THE RECORDS ▸
::::::::::

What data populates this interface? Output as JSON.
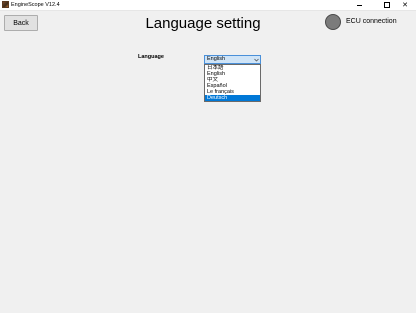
{
  "window": {
    "title": "EngineScope V12.4",
    "minimize_glyph": "",
    "maximize_glyph": "",
    "close_glyph": "✕"
  },
  "header": {
    "back_label": "Back",
    "page_title": "Language setting",
    "ecu_label": "ECU connection",
    "ecu_indicator_color": "#7b7b7b"
  },
  "language": {
    "label": "Language",
    "selected_value": "English",
    "options": [
      "日本語",
      "English",
      "中文",
      "Español",
      "Le français",
      "Deutsch"
    ],
    "highlighted_option": "Deutsch"
  },
  "colors": {
    "accent": "#0078d7",
    "select_bg": "#cfe4f7",
    "select_border": "#4a90d9"
  }
}
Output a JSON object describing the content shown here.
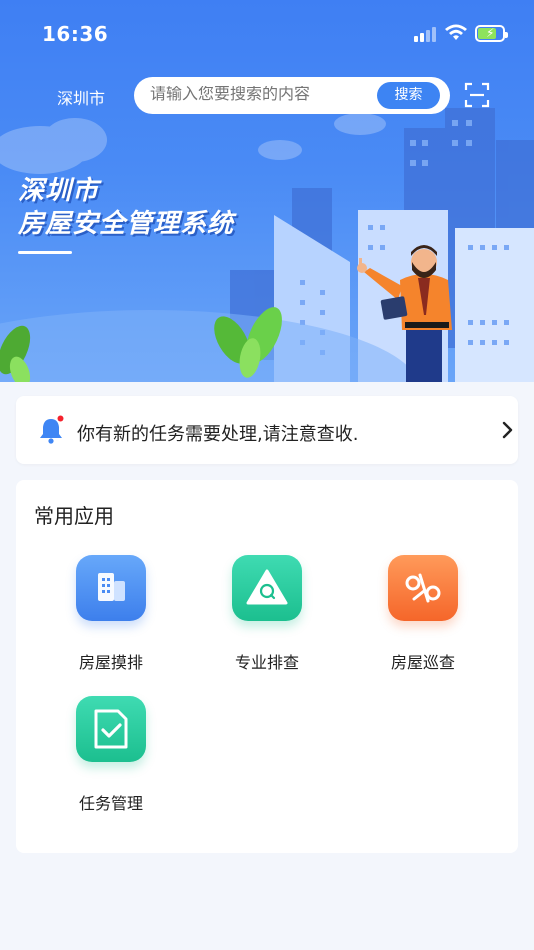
{
  "status_bar": {
    "time": "16:36",
    "icons": [
      "signal-icon",
      "wifi-icon",
      "battery-charging-icon"
    ]
  },
  "header": {
    "city": "深圳市",
    "search": {
      "placeholder": "请输入您要搜索的内容",
      "button_label": "搜索"
    },
    "scan_icon": "scan-icon"
  },
  "banner": {
    "title_line1": "深圳市",
    "title_line2": "房屋安全管理系统"
  },
  "notice": {
    "icon": "bell-icon",
    "text": "你有新的任务需要处理,请注意查收.",
    "chevron": "chevron-right-icon"
  },
  "apps": {
    "title": "常用应用",
    "items": [
      {
        "label": "房屋摸排",
        "icon": "building-icon",
        "color": "#4a8cf3"
      },
      {
        "label": "专业排查",
        "icon": "warning-search-icon",
        "color": "#22c796"
      },
      {
        "label": "房屋巡查",
        "icon": "patrol-icon",
        "color": "#f97638"
      },
      {
        "label": "任务管理",
        "icon": "task-check-icon",
        "color": "#22c796"
      }
    ]
  },
  "colors": {
    "primary": "#3d84f3",
    "background": "#f3f6fc",
    "notice_dot": "#f5222d"
  }
}
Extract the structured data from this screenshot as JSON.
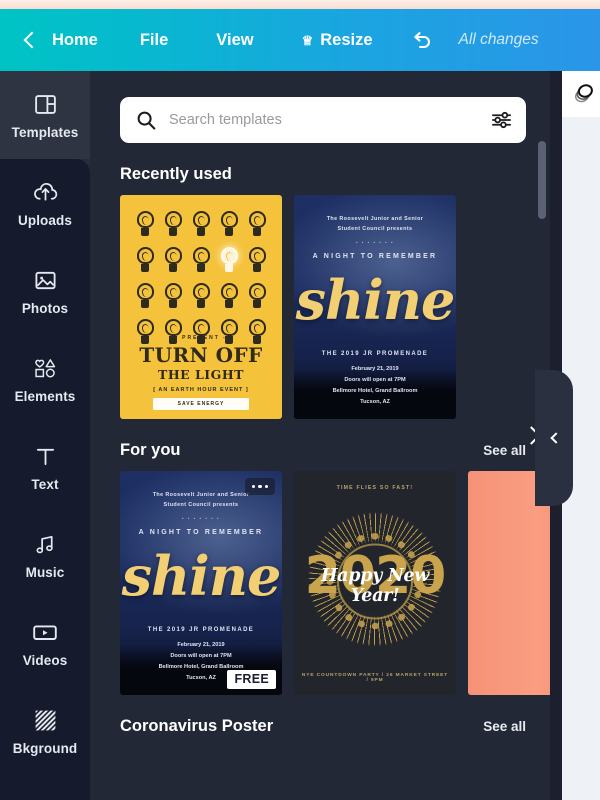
{
  "topbar": {
    "back_icon": "chevron-left-icon",
    "home": "Home",
    "file": "File",
    "view": "View",
    "crown_icon": "crown-icon",
    "resize": "Resize",
    "undo_icon": "undo-icon",
    "status": "All changes",
    "gradient_from": "#00c4c4",
    "gradient_to": "#2b95e8"
  },
  "sidebar": {
    "items": [
      {
        "label": "Templates",
        "icon": "templates-icon",
        "active": true
      },
      {
        "label": "Uploads",
        "icon": "cloud-upload-icon",
        "active": false
      },
      {
        "label": "Photos",
        "icon": "image-icon",
        "active": false
      },
      {
        "label": "Elements",
        "icon": "shapes-icon",
        "active": false
      },
      {
        "label": "Text",
        "icon": "text-icon",
        "active": false
      },
      {
        "label": "Music",
        "icon": "music-note-icon",
        "active": false
      },
      {
        "label": "Videos",
        "icon": "video-icon",
        "active": false
      },
      {
        "label": "Bkground",
        "icon": "hatch-pattern-icon",
        "active": false
      }
    ]
  },
  "search": {
    "placeholder": "Search templates",
    "value": "",
    "search_icon": "search-icon",
    "filter_icon": "filter-sliders-icon"
  },
  "sections": {
    "recently_used": {
      "title": "Recently used"
    },
    "for_you": {
      "title": "For you",
      "see_all": "See all"
    },
    "coronavirus": {
      "title": "Coronavirus Poster",
      "see_all": "See all"
    }
  },
  "posters": {
    "turn_off_light": {
      "present": "- PRESENT -",
      "title": "TURN OFF",
      "subtitle": "THE LIGHT",
      "tagline": "[ AN EARTH HOUR EVENT ]",
      "button": "SAVE ENERGY",
      "bulb_rows": 4,
      "bulb_cols": 5,
      "lit_index": 8,
      "bg_color": "#f5c23c"
    },
    "shine": {
      "line1": "The Roosevelt Junior and Senior",
      "line2": "Student Council presents",
      "ornament": "• • • • • • •",
      "night": "A NIGHT TO REMEMBER",
      "word": "shine",
      "prom": "THE 2019 JR PROMENADE",
      "divider": "— • —",
      "detail1": "February 21, 2019",
      "detail2": "Doors will open at 7PM",
      "detail3": "Bellmore Hotel, Grand Ballroom",
      "detail4": "Tucson, AZ",
      "free_badge": "FREE",
      "menu_icon": "more-options-icon"
    },
    "new_year": {
      "top": "TIME FLIES SO FAST!",
      "year": "2020",
      "greeting": "Happy New Year!",
      "bottom": "NYE COUNTDOWN PARTY / 26 MARKET STREET / 9PM"
    },
    "coral": {
      "next_icon": "chevron-right-icon"
    }
  },
  "canvas": {
    "layers_icon": "layers-icon",
    "collapse_icon": "chevron-left-icon"
  }
}
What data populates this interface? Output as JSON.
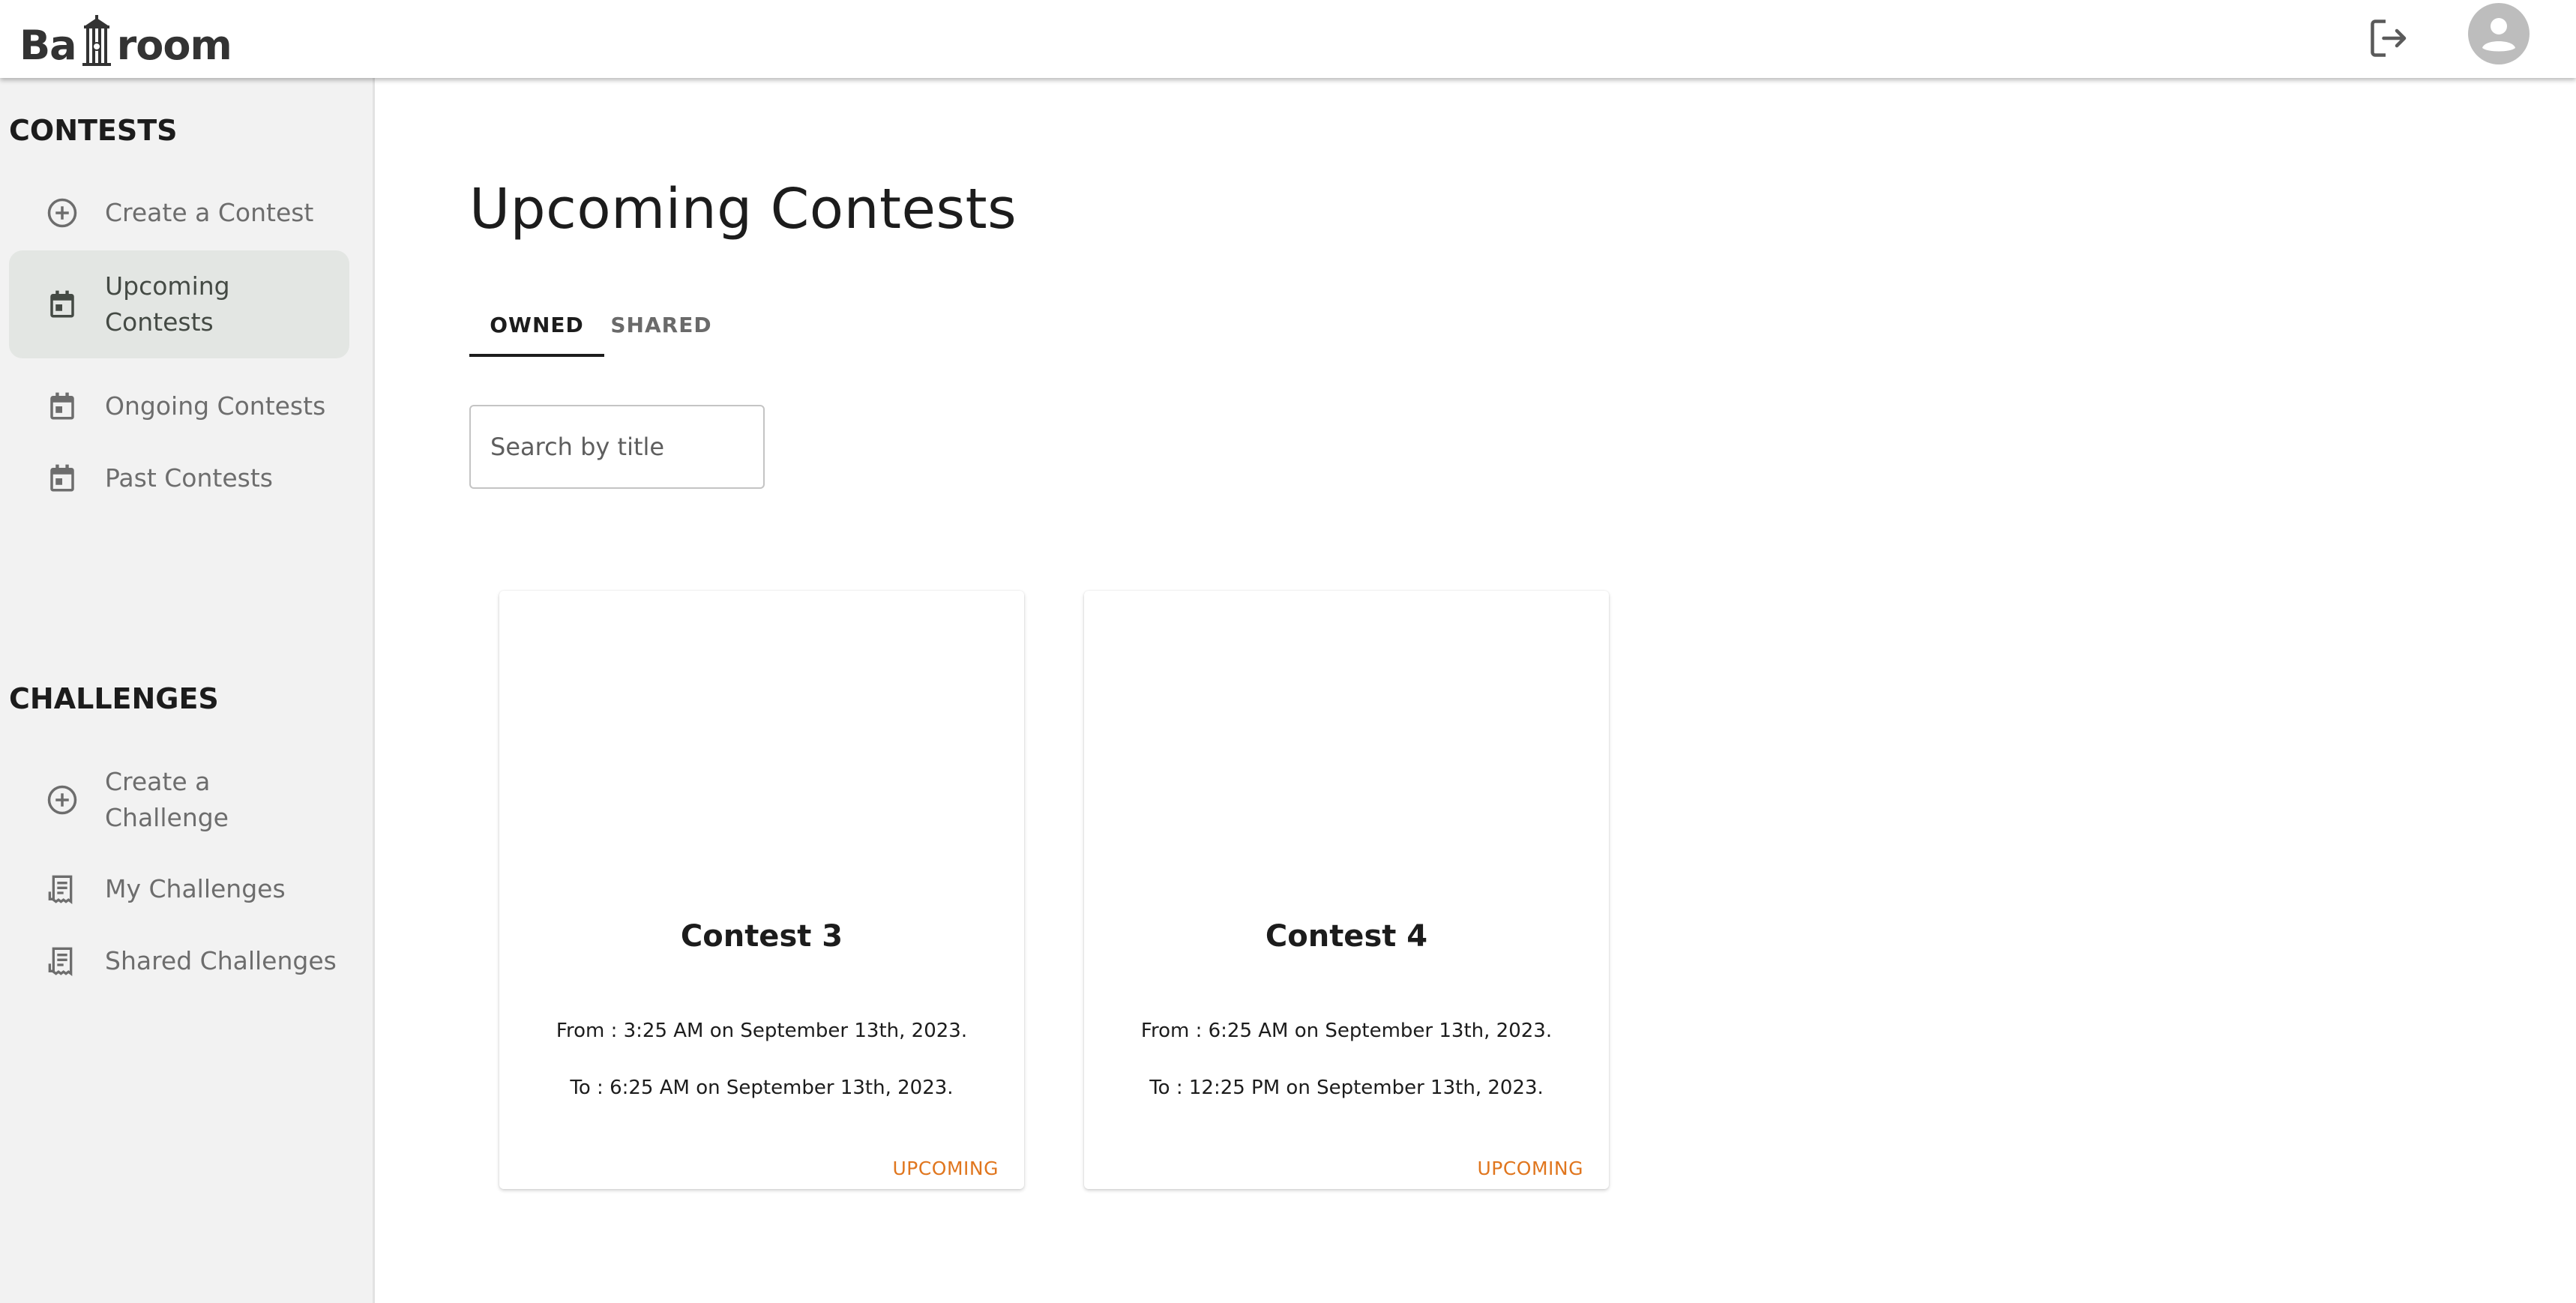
{
  "app": {
    "logo_text_left": "Ba",
    "logo_text_right": "room",
    "logo_icon": "tower-icon"
  },
  "header": {
    "logout_icon": "logout-icon",
    "avatar_icon": "account-circle-icon"
  },
  "sidebar": {
    "contests_title": "CONTESTS",
    "contests_items": [
      {
        "label": "Create a Contest",
        "icon": "add-circle-icon"
      },
      {
        "label": "Upcoming Contests",
        "icon": "calendar-icon",
        "active": true
      },
      {
        "label": "Ongoing Contests",
        "icon": "calendar-icon"
      },
      {
        "label": "Past Contests",
        "icon": "calendar-icon"
      }
    ],
    "challenges_title": "CHALLENGES",
    "challenges_items": [
      {
        "label": "Create a Challenge",
        "icon": "add-circle-icon"
      },
      {
        "label": "My Challenges",
        "icon": "receipt-icon"
      },
      {
        "label": "Shared Challenges",
        "icon": "receipt-icon"
      }
    ]
  },
  "main": {
    "title": "Upcoming Contests",
    "tabs": [
      {
        "label": "OWNED",
        "selected": true
      },
      {
        "label": "SHARED",
        "selected": false
      }
    ],
    "search": {
      "placeholder": "Search by title",
      "value": ""
    },
    "cards": [
      {
        "title": "Contest 3",
        "from": "From : 3:25 AM on September 13th, 2023.",
        "to": "To : 6:25 AM on September 13th, 2023.",
        "status": "UPCOMING"
      },
      {
        "title": "Contest 4",
        "from": "From : 6:25 AM on September 13th, 2023.",
        "to": "To : 12:25 PM on September 13th, 2023.",
        "status": "UPCOMING"
      }
    ]
  },
  "colors": {
    "accent_status": "#e0761e",
    "sidebar_bg": "#f2f2f2",
    "active_item_bg": "#e3e6e3",
    "text_primary": "#1c1c1c"
  }
}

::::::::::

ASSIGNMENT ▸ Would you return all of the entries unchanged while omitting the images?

ANSWER TO THIS TASK ▸
What data populates this interface? Output as JSON.
{
  "window": {
    "title": "EngineScope V12.4",
    "minimize_glyph": "",
    "maximize_glyph": "",
    "close_glyph": "✕"
  },
  "header": {
    "back_label": "Back",
    "page_title": "Language setting",
    "ecu_label": "ECU connection",
    "ecu_indicator_color": "#7b7b7b"
  },
  "language": {
    "label": "Language",
    "selected_value": "English",
    "options": [
      "日本語",
      "English",
      "中文",
      "Español",
      "Le français",
      "Deutsch"
    ],
    "highlighted_option": "Deutsch"
  },
  "colors": {
    "accent": "#0078d7",
    "select_bg": "#cfe4f7",
    "select_border": "#4a90d9"
  }
}
Output a JSON object describing the content shown here.
{
  "status_bar": {
    "time": "16:36",
    "icons": [
      "signal-icon",
      "wifi-icon",
      "battery-charging-icon"
    ]
  },
  "header": {
    "city": "深圳市",
    "search": {
      "placeholder": "请输入您要搜索的内容",
      "button_label": "搜索"
    },
    "scan_icon": "scan-icon"
  },
  "banner": {
    "title_line1": "深圳市",
    "title_line2": "房屋安全管理系统"
  },
  "notice": {
    "icon": "bell-icon",
    "text": "你有新的任务需要处理,请注意查收.",
    "chevron": "chevron-right-icon"
  },
  "apps": {
    "title": "常用应用",
    "items": [
      {
        "label": "房屋摸排",
        "icon": "building-icon",
        "color": "#4a8cf3"
      },
      {
        "label": "专业排查",
        "icon": "warning-search-icon",
        "color": "#22c796"
      },
      {
        "label": "房屋巡查",
        "icon": "patrol-icon",
        "color": "#f97638"
      },
      {
        "label": "任务管理",
        "icon": "task-check-icon",
        "color": "#22c796"
      }
    ]
  },
  "colors": {
    "primary": "#3d84f3",
    "background": "#f3f6fc",
    "notice_dot": "#f5222d"
  }
}
Extract the structured data from this screenshot as JSON.
{
  "topbar": {
    "back_icon": "chevron-left-icon",
    "home": "Home",
    "file": "File",
    "view": "View",
    "crown_icon": "crown-icon",
    "resize": "Resize",
    "undo_icon": "undo-icon",
    "status": "All changes",
    "gradient_from": "#00c4c4",
    "gradient_to": "#2b95e8"
  },
  "sidebar": {
    "items": [
      {
        "label": "Templates",
        "icon": "templates-icon",
        "active": true
      },
      {
        "label": "Uploads",
        "icon": "cloud-upload-icon",
        "active": false
      },
      {
        "label": "Photos",
        "icon": "image-icon",
        "active": false
      },
      {
        "label": "Elements",
        "icon": "shapes-icon",
        "active": false
      },
      {
        "label": "Text",
        "icon": "text-icon",
        "active": false
      },
      {
        "label": "Music",
        "icon": "music-note-icon",
        "active": false
      },
      {
        "label": "Videos",
        "icon": "video-icon",
        "active": false
      },
      {
        "label": "Bkground",
        "icon": "hatch-pattern-icon",
        "active": false
      }
    ]
  },
  "search": {
    "placeholder": "Search templates",
    "value": "",
    "search_icon": "search-icon",
    "filter_icon": "filter-sliders-icon"
  },
  "sections": {
    "recently_used": {
      "title": "Recently used"
    },
    "for_you": {
      "title": "For you",
      "see_all": "See all"
    },
    "coronavirus": {
      "title": "Coronavirus Poster",
      "see_all": "See all"
    }
  },
  "posters": {
    "turn_off_light": {
      "present": "- PRESENT -",
      "title": "TURN OFF",
      "subtitle": "THE LIGHT",
      "tagline": "[ AN EARTH HOUR EVENT ]",
      "button": "SAVE ENERGY",
      "bulb_rows": 4,
      "bulb_cols": 5,
      "lit_index": 8,
      "bg_color": "#f5c23c"
    },
    "shine": {
      "line1": "The Roosevelt Junior and Senior",
      "line2": "Student Council presents",
      "ornament": "• • • • • • •",
      "night": "A NIGHT TO REMEMBER",
      "word": "shine",
      "prom": "THE 2019 JR PROMENADE",
      "divider": "— • —",
      "detail1": "February 21, 2019",
      "detail2": "Doors will open at 7PM",
      "detail3": "Bellmore Hotel, Grand Ballroom",
      "detail4": "Tucson, AZ",
      "free_badge": "FREE",
      "menu_icon": "more-options-icon"
    },
    "new_year": {
      "top": "TIME FLIES SO FAST!",
      "year": "2020",
      "greeting": "Happy New Year!",
      "bottom": "NYE COUNTDOWN PARTY / 26 MARKET STREET / 9PM"
    },
    "coral": {
      "next_icon": "chevron-right-icon"
    }
  },
  "canvas": {
    "layers_icon": "layers-icon",
    "collapse_icon": "chevron-left-icon"
  }
}
What data populates this interface? Output as JSON.
{
  "app": {
    "logo_text_left": "Ba",
    "logo_text_right": "room",
    "logo_icon": "tower-icon"
  },
  "header": {
    "logout_icon": "logout-icon",
    "avatar_icon": "account-circle-icon"
  },
  "sidebar": {
    "contests_title": "CONTESTS",
    "contests_items": [
      {
        "label": "Create a Contest",
        "icon": "add-circle-icon"
      },
      {
        "label": "Upcoming Contests",
        "icon": "calendar-icon",
        "active": true
      },
      {
        "label": "Ongoing Contests",
        "icon": "calendar-icon"
      },
      {
        "label": "Past Contests",
        "icon": "calendar-icon"
      }
    ],
    "challenges_title": "CHALLENGES",
    "challenges_items": [
      {
        "label": "Create a Challenge",
        "icon": "add-circle-icon"
      },
      {
        "label": "My Challenges",
        "icon": "receipt-icon"
      },
      {
        "label": "Shared Challenges",
        "icon": "receipt-icon"
      }
    ]
  },
  "main": {
    "title": "Upcoming Contests",
    "tabs": [
      {
        "label": "OWNED",
        "selected": true
      },
      {
        "label": "SHARED",
        "selected": false
      }
    ],
    "search": {
      "placeholder": "Search by title",
      "value": ""
    },
    "cards": [
      {
        "title": "Contest 3",
        "from": "From : 3:25 AM on September 13th, 2023.",
        "to": "To : 6:25 AM on September 13th, 2023.",
        "status": "UPCOMING"
      },
      {
        "title": "Contest 4",
        "from": "From : 6:25 AM on September 13th, 2023.",
        "to": "To : 12:25 PM on September 13th, 2023.",
        "status": "UPCOMING"
      }
    ]
  },
  "colors": {
    "accent_status": "#e0761e",
    "sidebar_bg": "#f2f2f2",
    "active_item_bg": "#e3e6e3",
    "text_primary": "#1c1c1c"
  }
}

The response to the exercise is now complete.